Similarly, things like Town Center models, art and music facilities, classes and other amenities provide a sense of “normal life” and make it a pleasure for spouses, friends and family members to visit.
Ultimately, memory care centers adhere to the Alzheimer Association Dementia Care Practice Recommendations, focused on tenets like person-centered care, on-site medical staff and supportive and therapeutic environments. All are proven to improve the quality of life for those with Alzheimer’s and dementia.
Alzheimer’s Care And Support in Atlanta
Challenging conditions of an aging brain should be met with a supportive well-rounded community carefully planned for the individual.
This not only includes access to all of the necessary resources for a high quality of life today but one that can adapt to who they are tomorrow.
Here is an additional list of resources is designed to answer your questions, provide tips and help your family throughout the process of finding the right Memory Care.
Dementia and Alzheimer’s Caregiver Center, from the Alzheimer’s Association
A Place for Mom, How to Recognize Signs It May Be Time for Assisted Living
Creating Moments of Joy, by Joy-Jolene, A Brackey, 1999
Activity Planning at Your Fingertips by Marge Knoth
Failure Free Activities for the Alzheimer’s Patient, by Carmel Sheridan

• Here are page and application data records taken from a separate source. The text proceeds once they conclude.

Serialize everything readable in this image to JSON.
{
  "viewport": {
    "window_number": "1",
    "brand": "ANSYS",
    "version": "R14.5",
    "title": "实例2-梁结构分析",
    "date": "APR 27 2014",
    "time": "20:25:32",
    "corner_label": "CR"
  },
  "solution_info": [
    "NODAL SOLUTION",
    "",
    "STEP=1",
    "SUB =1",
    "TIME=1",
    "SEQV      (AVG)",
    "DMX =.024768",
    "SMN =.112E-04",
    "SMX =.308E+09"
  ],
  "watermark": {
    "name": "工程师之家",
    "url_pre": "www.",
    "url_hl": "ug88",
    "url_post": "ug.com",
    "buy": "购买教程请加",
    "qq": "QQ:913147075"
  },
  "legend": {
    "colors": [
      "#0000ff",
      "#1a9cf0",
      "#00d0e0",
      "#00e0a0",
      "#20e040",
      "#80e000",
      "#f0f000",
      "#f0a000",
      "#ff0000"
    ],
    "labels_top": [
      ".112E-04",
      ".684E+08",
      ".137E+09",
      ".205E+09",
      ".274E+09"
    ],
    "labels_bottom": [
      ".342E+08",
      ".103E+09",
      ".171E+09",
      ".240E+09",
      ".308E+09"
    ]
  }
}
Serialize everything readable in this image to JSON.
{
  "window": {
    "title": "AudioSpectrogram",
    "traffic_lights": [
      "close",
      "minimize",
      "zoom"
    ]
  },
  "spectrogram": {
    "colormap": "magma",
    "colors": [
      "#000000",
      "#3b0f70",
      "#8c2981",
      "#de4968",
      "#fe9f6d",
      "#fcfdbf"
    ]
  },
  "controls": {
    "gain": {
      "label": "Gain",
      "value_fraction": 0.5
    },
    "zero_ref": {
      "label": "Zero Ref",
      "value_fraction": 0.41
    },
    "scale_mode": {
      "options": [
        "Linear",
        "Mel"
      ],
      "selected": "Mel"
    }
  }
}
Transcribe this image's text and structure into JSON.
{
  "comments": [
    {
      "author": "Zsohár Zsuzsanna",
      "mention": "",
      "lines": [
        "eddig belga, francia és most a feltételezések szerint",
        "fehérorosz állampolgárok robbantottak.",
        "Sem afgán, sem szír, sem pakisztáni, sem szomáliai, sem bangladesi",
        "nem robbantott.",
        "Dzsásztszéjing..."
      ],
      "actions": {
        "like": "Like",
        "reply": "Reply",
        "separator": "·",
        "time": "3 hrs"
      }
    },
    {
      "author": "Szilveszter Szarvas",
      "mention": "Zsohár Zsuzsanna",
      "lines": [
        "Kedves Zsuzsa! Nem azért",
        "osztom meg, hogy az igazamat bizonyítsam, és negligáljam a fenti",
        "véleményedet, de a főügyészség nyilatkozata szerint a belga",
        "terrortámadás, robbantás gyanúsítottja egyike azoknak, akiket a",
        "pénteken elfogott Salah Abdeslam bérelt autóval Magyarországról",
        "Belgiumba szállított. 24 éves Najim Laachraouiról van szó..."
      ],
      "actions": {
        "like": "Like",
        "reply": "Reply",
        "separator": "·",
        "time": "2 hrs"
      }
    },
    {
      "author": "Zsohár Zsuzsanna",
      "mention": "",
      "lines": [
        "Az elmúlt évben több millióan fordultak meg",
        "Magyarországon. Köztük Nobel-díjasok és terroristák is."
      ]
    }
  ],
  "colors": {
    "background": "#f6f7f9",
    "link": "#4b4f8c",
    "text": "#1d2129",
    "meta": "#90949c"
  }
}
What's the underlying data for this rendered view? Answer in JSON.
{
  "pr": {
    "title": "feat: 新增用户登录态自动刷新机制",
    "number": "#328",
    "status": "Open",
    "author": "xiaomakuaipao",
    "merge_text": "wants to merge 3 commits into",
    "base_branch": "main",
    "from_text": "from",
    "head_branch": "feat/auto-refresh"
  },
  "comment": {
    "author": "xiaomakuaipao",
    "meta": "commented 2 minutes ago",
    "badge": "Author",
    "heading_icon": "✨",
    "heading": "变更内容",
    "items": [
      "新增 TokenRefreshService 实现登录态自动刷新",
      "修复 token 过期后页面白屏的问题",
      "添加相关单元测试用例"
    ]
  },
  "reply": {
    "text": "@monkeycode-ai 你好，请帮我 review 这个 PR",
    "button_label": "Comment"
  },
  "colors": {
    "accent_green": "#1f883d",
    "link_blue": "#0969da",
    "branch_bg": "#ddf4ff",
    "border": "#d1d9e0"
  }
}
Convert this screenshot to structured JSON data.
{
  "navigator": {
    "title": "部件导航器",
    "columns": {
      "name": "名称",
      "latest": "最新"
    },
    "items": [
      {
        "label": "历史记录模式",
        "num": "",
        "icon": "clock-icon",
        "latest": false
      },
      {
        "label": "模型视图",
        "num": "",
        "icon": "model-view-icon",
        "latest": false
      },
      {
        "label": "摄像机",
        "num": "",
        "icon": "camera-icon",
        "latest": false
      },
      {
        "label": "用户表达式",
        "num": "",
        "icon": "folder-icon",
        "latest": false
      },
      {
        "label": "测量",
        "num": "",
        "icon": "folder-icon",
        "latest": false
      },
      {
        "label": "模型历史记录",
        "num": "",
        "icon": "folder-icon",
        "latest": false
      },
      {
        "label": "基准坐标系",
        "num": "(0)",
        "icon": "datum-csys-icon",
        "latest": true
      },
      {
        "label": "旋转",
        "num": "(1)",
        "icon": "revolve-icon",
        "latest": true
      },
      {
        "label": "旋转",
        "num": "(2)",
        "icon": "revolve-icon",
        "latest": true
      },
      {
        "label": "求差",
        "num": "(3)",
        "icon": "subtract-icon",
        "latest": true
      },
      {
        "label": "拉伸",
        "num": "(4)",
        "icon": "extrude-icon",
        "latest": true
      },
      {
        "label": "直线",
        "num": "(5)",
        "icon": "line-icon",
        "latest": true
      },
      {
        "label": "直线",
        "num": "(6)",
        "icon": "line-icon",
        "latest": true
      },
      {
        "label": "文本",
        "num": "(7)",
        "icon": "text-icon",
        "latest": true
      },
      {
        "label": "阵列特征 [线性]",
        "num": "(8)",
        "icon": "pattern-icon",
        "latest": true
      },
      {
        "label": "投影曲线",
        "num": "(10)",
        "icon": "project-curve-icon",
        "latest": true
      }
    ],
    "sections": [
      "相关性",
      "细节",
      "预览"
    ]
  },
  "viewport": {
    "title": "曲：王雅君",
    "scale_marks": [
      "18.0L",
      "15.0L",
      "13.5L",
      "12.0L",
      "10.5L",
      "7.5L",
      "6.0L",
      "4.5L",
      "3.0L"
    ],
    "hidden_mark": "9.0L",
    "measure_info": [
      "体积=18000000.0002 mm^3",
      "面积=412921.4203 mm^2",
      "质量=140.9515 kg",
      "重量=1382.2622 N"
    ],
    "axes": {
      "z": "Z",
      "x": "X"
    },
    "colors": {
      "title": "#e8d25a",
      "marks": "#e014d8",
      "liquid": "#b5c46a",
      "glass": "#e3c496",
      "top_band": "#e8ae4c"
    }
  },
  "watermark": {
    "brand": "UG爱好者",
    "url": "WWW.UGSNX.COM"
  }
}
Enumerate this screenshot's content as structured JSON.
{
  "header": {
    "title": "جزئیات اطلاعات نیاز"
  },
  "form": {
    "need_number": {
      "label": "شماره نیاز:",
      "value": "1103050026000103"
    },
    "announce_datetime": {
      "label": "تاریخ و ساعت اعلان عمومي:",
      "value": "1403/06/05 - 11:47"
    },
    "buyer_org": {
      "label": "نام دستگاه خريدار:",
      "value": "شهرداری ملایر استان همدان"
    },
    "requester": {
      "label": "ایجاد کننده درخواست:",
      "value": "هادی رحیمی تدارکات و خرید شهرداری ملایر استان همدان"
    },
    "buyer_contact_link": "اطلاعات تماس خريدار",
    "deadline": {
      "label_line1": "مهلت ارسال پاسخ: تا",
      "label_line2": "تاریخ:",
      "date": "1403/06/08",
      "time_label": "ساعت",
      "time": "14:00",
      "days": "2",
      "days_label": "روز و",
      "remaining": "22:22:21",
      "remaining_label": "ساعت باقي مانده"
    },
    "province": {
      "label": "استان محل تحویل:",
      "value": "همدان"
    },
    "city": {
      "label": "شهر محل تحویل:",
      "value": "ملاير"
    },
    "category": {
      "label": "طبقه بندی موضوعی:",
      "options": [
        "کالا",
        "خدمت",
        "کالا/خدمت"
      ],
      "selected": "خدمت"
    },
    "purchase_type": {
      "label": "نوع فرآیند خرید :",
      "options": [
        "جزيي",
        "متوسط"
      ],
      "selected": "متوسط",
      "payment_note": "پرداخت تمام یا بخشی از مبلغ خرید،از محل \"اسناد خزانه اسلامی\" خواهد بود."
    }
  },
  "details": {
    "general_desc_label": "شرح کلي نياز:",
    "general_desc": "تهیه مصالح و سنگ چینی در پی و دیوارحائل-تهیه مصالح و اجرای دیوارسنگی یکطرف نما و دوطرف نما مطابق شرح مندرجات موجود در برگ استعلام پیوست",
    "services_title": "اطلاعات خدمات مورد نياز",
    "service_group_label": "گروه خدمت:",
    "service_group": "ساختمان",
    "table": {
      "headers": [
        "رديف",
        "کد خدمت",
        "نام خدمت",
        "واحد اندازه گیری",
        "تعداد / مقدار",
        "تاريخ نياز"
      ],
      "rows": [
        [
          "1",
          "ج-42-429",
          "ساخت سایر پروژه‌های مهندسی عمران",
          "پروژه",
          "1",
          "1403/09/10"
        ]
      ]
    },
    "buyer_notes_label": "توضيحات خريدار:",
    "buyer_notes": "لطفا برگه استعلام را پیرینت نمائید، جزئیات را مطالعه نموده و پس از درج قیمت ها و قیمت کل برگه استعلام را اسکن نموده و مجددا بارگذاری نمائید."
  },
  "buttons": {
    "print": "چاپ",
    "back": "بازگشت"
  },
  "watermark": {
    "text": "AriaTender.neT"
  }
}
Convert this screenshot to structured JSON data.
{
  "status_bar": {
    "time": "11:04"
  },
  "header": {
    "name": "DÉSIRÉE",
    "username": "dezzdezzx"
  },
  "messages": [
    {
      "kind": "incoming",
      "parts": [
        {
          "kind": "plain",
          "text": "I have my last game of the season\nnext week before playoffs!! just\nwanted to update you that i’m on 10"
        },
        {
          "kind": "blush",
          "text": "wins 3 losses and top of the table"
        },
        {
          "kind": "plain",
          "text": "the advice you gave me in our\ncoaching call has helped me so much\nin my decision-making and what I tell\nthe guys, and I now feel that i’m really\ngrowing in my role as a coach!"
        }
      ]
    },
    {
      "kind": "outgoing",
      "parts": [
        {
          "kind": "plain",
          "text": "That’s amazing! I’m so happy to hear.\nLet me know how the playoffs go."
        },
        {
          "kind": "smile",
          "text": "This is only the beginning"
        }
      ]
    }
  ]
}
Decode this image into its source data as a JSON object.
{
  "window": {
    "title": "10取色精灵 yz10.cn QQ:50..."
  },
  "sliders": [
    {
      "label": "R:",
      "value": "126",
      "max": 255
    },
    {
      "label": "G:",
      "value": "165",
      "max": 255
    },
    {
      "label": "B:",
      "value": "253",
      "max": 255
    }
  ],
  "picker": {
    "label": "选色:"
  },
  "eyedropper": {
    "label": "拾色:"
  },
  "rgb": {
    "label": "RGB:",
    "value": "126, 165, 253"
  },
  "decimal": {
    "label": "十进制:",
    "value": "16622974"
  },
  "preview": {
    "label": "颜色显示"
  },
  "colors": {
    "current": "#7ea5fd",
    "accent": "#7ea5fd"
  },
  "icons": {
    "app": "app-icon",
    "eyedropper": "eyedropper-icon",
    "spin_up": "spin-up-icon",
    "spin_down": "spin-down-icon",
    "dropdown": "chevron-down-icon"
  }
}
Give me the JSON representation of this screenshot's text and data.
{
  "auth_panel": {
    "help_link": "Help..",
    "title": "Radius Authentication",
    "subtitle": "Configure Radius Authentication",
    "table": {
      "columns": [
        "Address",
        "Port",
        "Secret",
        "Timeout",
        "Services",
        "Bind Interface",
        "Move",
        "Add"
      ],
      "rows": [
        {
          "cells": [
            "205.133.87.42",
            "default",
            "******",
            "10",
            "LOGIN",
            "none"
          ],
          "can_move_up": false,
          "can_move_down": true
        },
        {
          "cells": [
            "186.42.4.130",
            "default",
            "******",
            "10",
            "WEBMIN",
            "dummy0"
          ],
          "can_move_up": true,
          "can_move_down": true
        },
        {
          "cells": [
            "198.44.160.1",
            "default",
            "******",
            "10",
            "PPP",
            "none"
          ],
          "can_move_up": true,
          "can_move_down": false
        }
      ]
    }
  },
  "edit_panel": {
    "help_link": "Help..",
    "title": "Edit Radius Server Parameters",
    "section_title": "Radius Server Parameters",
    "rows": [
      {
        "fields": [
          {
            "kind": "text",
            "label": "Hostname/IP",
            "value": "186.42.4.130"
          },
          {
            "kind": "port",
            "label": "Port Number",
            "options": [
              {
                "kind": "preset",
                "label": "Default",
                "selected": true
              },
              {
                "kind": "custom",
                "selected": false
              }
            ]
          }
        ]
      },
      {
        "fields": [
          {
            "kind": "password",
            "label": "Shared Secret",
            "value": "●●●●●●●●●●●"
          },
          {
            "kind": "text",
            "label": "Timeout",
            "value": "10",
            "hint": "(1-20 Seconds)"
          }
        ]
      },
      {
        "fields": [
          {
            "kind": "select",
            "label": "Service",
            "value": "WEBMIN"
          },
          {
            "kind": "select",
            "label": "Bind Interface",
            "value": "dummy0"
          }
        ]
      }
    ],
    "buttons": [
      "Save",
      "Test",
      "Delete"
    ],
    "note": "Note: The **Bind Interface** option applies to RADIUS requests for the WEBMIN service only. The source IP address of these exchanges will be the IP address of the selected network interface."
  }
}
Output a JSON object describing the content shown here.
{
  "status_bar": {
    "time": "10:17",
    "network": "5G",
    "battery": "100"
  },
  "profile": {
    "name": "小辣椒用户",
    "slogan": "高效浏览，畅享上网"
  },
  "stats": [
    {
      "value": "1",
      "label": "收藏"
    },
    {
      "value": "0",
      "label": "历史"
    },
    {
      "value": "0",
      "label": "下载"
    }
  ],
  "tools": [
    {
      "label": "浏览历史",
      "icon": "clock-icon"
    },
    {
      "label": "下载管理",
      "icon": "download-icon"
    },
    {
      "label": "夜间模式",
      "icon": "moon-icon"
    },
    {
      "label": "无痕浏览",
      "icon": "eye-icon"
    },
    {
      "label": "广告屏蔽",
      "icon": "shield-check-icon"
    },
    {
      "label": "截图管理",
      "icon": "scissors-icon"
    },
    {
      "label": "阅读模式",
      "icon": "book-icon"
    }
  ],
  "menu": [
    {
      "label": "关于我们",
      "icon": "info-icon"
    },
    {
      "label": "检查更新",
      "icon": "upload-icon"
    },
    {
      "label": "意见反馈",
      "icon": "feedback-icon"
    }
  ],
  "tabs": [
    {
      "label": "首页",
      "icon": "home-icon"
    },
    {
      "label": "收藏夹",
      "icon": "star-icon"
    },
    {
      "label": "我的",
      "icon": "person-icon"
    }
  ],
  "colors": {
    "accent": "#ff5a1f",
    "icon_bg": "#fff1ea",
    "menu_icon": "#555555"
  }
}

Activity Planning for Persons with Dementia: A sourcebook available through the Alzheimer’s Association
Wandering: Common Problems with the Elderly Confused by Graham Stokes
Please check back often as we continually add to our resource list.
Have a question that isn’t answered here? Feel free to contact us.